I have never had the pleasure of shooting in a desert before and certainly not one like the recreation area of the Alabama Hills. Being from the UK, this type of landscape is completely alien to me.
I was staying in the small town of Lone Pine, which was a stop off en-route to Yosemite. I knew the town had the beautiful Sierra Nevada mountains as a backdrop, but I knew little more as I was focused on Death Valley, which was primarily closed due to flash floods. Having arrived at Lone Pine, a fellow photographer, Heath Barbier, had been kind enough to email me a few locations nearby. One of the locations was the Alabama Hills and looking at a map I could see it was a mere 5 minute drive from my motel. Perfect!
I was not comfortable scouting out the area in the darkness of pre-dawn, so I thought it wise to check it out the evening before. The place is a maze of enormous granite boulders littering the desert. It was phenomenal, however finding a composition was difficult because there was a lot going on. The boulders lie at the foothills of the Sierra Nevada mountains and you can clearly view Mount Whitney, which is stunning, so once a composition was found within the boulders, the rest was easy.
Whilst exploring, I started to get a familiar feeling. But how? I had never been here before. Then, it dawned on me; I had watched a photography video a couple of years ago, shot by a fantastic large format photographer Nick Carver. The funny thing is, when I watched his video, I remember thinking how much I’d love to visit Alabama. Ha, my knowledge of America is poor. As the light started to fade that evening, I realised that I was in the desert, at night, with no major towns or light pollution nearby and what a great opportunity I had to try and capture the Milky Way over this wonderful location. A lovely little bonus.
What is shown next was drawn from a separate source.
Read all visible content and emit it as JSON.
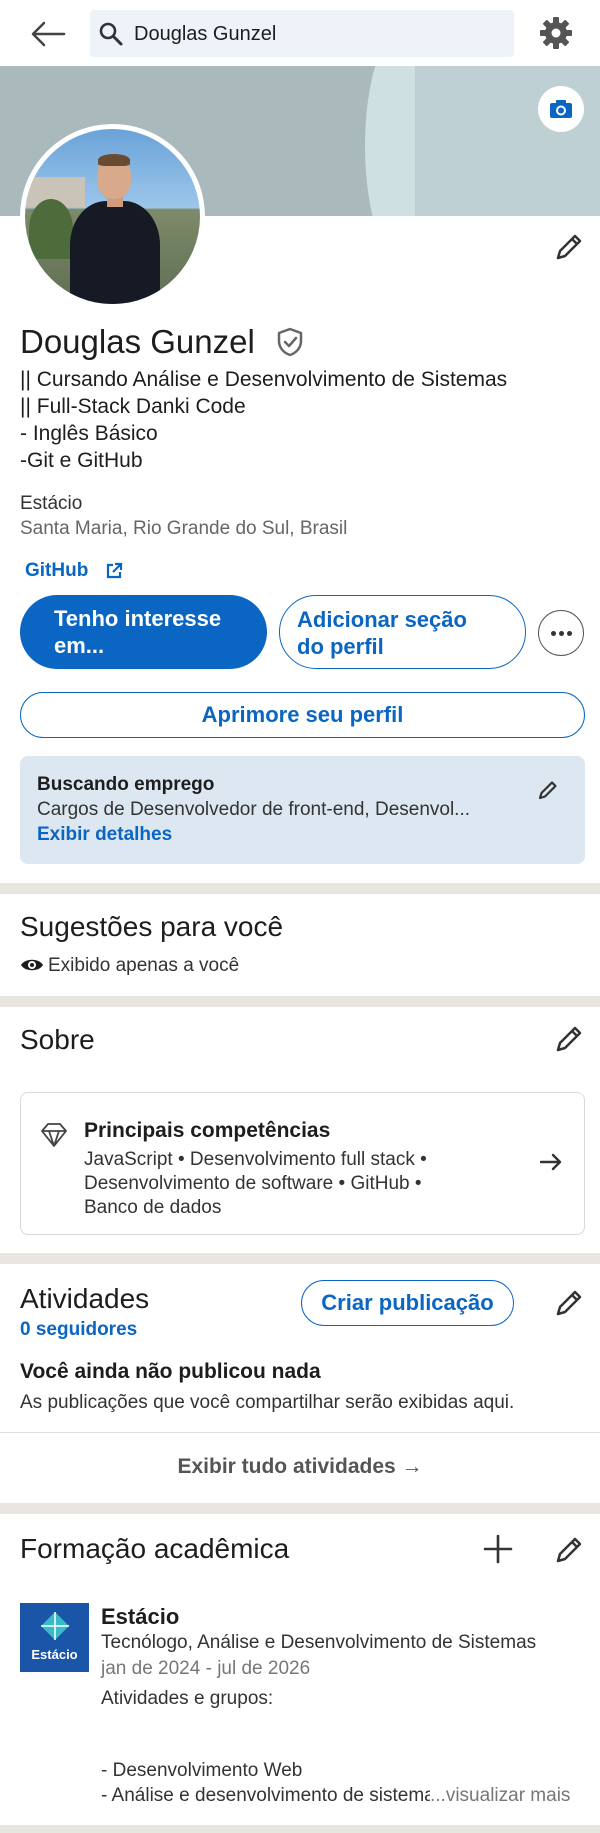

Because of the geography and the amazing backdrop of the mountains, a panoramic is the only way to go. It’s like finding a pond at the foothills of the Himalaya and not shooting the reflection… impossible. So, that was it, that was the shot I wanted and the beauty of the shot would be the light. As I was in the desert and at relatively high altitude, I was sure that I would see the very first rays of light hitting the top of those mountains and this was more that enough to get me out of bed at 5am.
My heart sank a little as dawn began to break and I could see the red sky, usually an exciting moment, but for me it was “Red sky in the morning, photographers warning”. There was to be no first, direct light kissing the peaks, smothering them in ruby red light way before we get to enjoy the suns warmth.
I decided to stick with my composition and shoot in the ambient dawn light, which actually turned out to be rather beautiful as you can see the red sky to the east is casting a delightful pink glow on the mountains.
I continued to shoot a couple more exposures, (Above is a great example of how light completely changes an image) however I did not think these shots were better than my first dawn image. So it was time to move on, explore and experiment.
I still had a problem finding compositions, however I was only searching in a small area. Whist setting up for my panoramic, I did spot a couple of boulders, which I thought would work well as a vertical image and this would be my first port of call whilst the sunlight was still soft and golden.
Following on from this, the sun began to climb, casting a very harsh light and I decided that black and white would do very well here.
My biggest regret is that I did not have more time here. I would have loved 3 nights camping. This would allow me so much more time to scout out and thoroughly enjoy the whole area. I had to be back at the motel for 9am and it was with a heavy heart that I left Lone Pine… To be continued.
For more info check out my Kit Blog, but here is a summery of kit used:
Canon 5D MK III
Zeiss Distagon 21mm Lens
Canon 24-70L f2.8
Canon 70-200L f4 (None-IS)
Garmin Fenix 3 (For navigation)
LowePro Filter Pouch
Lee Foundation Filter Holder
A Range of Nisi Filters
A Heliopan 105mm Polariser
A 105mm Attachment Ring for it to fit on to my Holder
HotShoe Bubble Level (Love this)
A Waterproof Camera Cover always comes in handy
As Does my Leatherman Skeletool
I Always Take a Head Torch